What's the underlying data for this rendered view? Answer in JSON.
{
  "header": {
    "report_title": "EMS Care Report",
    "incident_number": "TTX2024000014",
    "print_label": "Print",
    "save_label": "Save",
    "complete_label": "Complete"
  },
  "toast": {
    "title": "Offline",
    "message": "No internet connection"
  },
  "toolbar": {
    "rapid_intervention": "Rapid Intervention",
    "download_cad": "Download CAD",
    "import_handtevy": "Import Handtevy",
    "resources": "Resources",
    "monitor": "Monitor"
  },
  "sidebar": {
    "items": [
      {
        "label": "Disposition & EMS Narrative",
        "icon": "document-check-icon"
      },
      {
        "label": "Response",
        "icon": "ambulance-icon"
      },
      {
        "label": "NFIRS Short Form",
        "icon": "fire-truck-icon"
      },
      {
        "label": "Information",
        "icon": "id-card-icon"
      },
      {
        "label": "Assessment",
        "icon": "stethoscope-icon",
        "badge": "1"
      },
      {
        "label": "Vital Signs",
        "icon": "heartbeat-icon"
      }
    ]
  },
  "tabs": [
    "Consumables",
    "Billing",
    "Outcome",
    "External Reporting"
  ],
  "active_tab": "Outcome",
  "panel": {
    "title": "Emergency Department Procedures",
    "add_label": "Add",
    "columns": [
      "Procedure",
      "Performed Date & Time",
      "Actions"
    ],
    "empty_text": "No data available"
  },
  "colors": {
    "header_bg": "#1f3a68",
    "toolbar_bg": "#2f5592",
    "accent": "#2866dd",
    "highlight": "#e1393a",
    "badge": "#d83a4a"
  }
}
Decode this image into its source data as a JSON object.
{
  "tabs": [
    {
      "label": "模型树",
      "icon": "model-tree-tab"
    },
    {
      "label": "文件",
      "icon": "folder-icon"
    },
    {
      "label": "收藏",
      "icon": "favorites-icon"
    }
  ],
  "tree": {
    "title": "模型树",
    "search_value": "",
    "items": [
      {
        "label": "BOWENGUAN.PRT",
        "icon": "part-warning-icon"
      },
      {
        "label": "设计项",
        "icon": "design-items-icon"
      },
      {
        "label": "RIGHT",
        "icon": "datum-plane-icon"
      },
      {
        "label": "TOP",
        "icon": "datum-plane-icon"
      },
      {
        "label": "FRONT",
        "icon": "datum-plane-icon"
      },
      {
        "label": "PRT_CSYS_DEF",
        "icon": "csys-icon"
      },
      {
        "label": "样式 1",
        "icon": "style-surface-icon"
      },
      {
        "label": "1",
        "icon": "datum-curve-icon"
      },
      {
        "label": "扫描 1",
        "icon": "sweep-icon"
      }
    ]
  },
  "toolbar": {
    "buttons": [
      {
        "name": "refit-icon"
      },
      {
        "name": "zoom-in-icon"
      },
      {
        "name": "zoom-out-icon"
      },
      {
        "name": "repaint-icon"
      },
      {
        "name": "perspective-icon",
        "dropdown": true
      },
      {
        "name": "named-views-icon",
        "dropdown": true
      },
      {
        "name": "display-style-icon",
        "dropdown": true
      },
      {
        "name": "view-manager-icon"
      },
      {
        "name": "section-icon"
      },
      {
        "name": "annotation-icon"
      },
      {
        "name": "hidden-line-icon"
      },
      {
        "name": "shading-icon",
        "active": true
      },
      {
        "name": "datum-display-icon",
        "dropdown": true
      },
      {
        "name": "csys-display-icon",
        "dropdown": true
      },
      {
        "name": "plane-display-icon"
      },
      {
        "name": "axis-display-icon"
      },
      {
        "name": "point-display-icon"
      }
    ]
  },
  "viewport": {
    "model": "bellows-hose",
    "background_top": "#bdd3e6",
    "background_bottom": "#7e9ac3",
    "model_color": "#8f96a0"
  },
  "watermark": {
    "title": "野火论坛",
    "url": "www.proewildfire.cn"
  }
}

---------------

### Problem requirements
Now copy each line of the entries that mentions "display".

### Exercise response
        "name": "display-style-icon",
        "name": "datum-display-icon",
        "name": "csys-display-icon",
        "name": "plane-display-icon"
        "name": "axis-display-icon"
        "name": "point-display-icon"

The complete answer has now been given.